Pantoea Agglomerans

Research has shown that Pantoea agglomerans can serve as a plant pathogen competitor for the management of plant diseases. Fire blight, a plant disease caused by bacterium Erwinia amylovora, is commonly found in pear and apple crops.[2] After coming in contact with Erwinia amylovoraPantoea agglomerans produces antibiotic properties that are toxic to the fire blight-inducing bacterium. It has been identified that it is possible that habitat modification or exclusion may also play a role in the effectiveness of the antibiosis of the fire blight biological control.[3]
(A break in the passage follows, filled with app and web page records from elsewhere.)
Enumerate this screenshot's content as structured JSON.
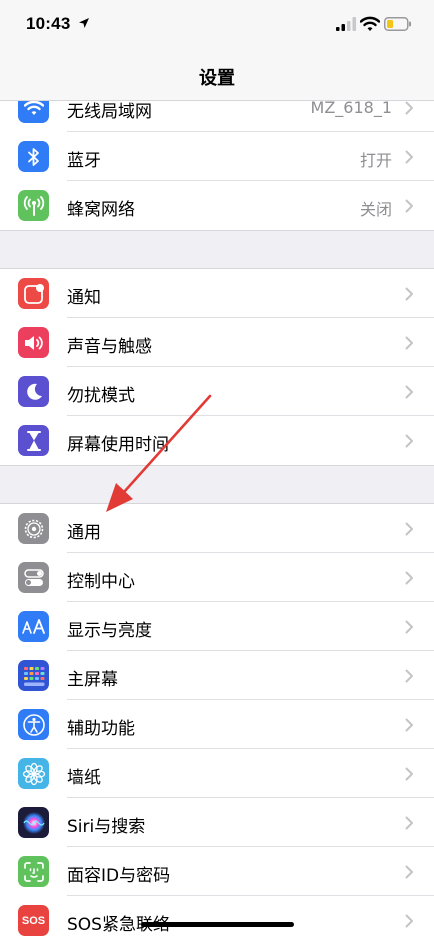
{
  "status_bar": {
    "time": "10:43"
  },
  "nav": {
    "title": "设置"
  },
  "groups": [
    {
      "items": [
        {
          "label": "无线局域网",
          "value": "MZ_618_1",
          "icon": "wifi-icon",
          "color": "#2f7cf6"
        },
        {
          "label": "蓝牙",
          "value": "打开",
          "icon": "bluetooth-icon",
          "color": "#2f7cf6"
        },
        {
          "label": "蜂窝网络",
          "value": "关闭",
          "icon": "antenna-icon",
          "color": "#5fc25d"
        }
      ]
    },
    {
      "items": [
        {
          "label": "通知",
          "icon": "notification-icon",
          "color": "#ee4a45"
        },
        {
          "label": "声音与触感",
          "icon": "speaker-icon",
          "color": "#ec3f5d"
        },
        {
          "label": "勿扰模式",
          "icon": "moon-icon",
          "color": "#5a50d0"
        },
        {
          "label": "屏幕使用时间",
          "icon": "hourglass-icon",
          "color": "#5a50d0"
        }
      ]
    },
    {
      "items": [
        {
          "label": "通用",
          "icon": "gear-icon",
          "color": "#8e8e93"
        },
        {
          "label": "控制中心",
          "icon": "toggle-switches-icon",
          "color": "#8e8e93"
        },
        {
          "label": "显示与亮度",
          "icon": "text-size-icon",
          "color": "#2f7cf6"
        },
        {
          "label": "主屏幕",
          "icon": "app-grid-icon",
          "color": "#2f55d4"
        },
        {
          "label": "辅助功能",
          "icon": "accessibility-icon",
          "color": "#2f7cf6"
        },
        {
          "label": "墙纸",
          "icon": "flower-icon",
          "color": "#45b4e6"
        },
        {
          "label": "Siri与搜索",
          "icon": "siri-icon",
          "color": "#1c1c3a"
        },
        {
          "label": "面容ID与密码",
          "icon": "face-id-icon",
          "color": "#5fc25d"
        },
        {
          "label": "SOS紧急联络",
          "icon": "sos-icon",
          "icon_text": "SOS",
          "color": "#e8433f"
        }
      ]
    }
  ],
  "annotation": {
    "color": "#e23b36"
  }
}
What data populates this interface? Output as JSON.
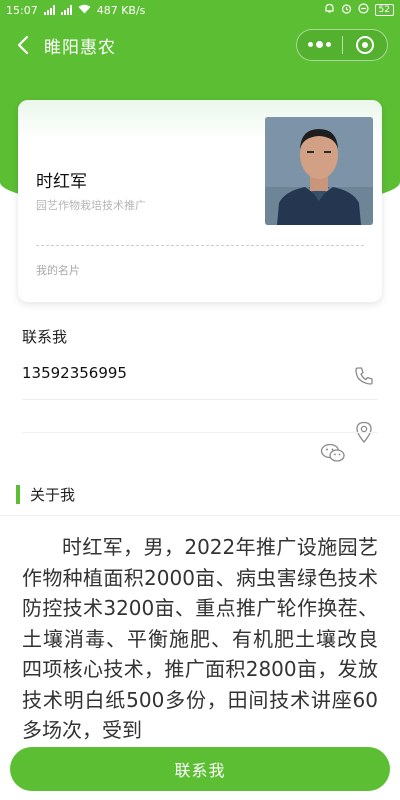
{
  "status_bar": {
    "time": "15:07",
    "network_speed": "487 KB/s",
    "battery": "52"
  },
  "header": {
    "title": "睢阳惠农"
  },
  "profile_card": {
    "name": "时红军",
    "job_title": "园艺作物栽培技术推广",
    "card_label": "我的名片"
  },
  "contact": {
    "section_title": "联系我",
    "phone": "13592356995"
  },
  "about": {
    "section_title": "关于我",
    "body": "时红军，男，2022年推广设施园艺作物种植面积2000亩、病虫害绿色技术防控技术3200亩、重点推广轮作换茬、土壤消毒、平衡施肥、有机肥土壤改良四项核心技术，推广面积2800亩，发放技术明白纸500多份，田间技术讲座60多场次，受到"
  },
  "footer": {
    "contact_button_label": "联系我"
  },
  "colors": {
    "brand_green": "#5cbf33",
    "muted_text": "#b5b5b5"
  },
  "icons": {
    "back": "back-arrow-icon",
    "more": "more-dots-icon",
    "close": "capsule-close-icon",
    "phone": "phone-icon",
    "location": "location-pin-icon",
    "wechat": "wechat-icon"
  }
}
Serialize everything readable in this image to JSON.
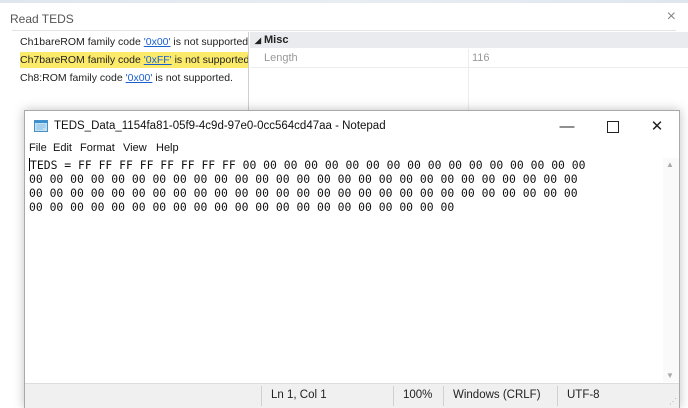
{
  "read_teds_window": {
    "title": "Read TEDS",
    "close_glyph": "×"
  },
  "messages": [
    {
      "prefix": "Ch1bareROM family code ",
      "code": "'0x00'",
      "suffix": " is not supported.",
      "selected": false
    },
    {
      "prefix": "Ch7bareROM family code ",
      "code": "'0xFF'",
      "suffix": " is not supported.",
      "selected": true
    },
    {
      "prefix": "Ch8:ROM family code ",
      "code": "'0x00'",
      "suffix": " is not supported.",
      "selected": false
    }
  ],
  "property_grid": {
    "category_arrow": "◢",
    "category": "Misc",
    "rows": [
      {
        "name": "Length",
        "value": "116"
      }
    ]
  },
  "notepad": {
    "title": "TEDS_Data_1154fa81-05f9-4c9d-97e0-0cc564cd47aa - Notepad",
    "min_glyph": "—",
    "close_glyph": "✕",
    "menu": [
      "File",
      "Edit",
      "Format",
      "View",
      "Help"
    ],
    "content_lines": [
      "TEDS = FF FF FF FF FF FF FF FF 00 00 00 00 00 00 00 00 00 00 00 00 00 00 00 00 00",
      "00 00 00 00 00 00 00 00 00 00 00 00 00 00 00 00 00 00 00 00 00 00 00 00 00 00 00",
      "00 00 00 00 00 00 00 00 00 00 00 00 00 00 00 00 00 00 00 00 00 00 00 00 00 00 00",
      "00 00 00 00 00 00 00 00 00 00 00 00 00 00 00 00 00 00 00 00 00"
    ],
    "status": {
      "position": "Ln 1, Col 1",
      "zoom": "100%",
      "line_ending": "Windows (CRLF)",
      "encoding": "UTF-8"
    },
    "icon": "notepad-icon"
  },
  "colors": {
    "selection_highlight": "#fcea6a",
    "link": "#1a5fd0"
  }
}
Environmental factors influencing the growth and spread of Pantoea agglomerans include winter chilling, good sunlight exposure and quality air circulation.[4] In order for fruit-bearing trees, such as apple and pear trees, which are common Pantoea agglomerans hosts, to bloom, it is essential that they receive a period of chilling to revive them from their dormant state in the following Spring. In terms of sunlight exposure, fruit trees generally grow best in warm, moist and well-lit environments, thus Pantoea agglomerans must also be able to survive under these conditions if it hopes to infect healthy plant hosts. Additionally, since Pantoea agglomerans is an aerobic bacterium, it requires a certain level of air circulation in order to survive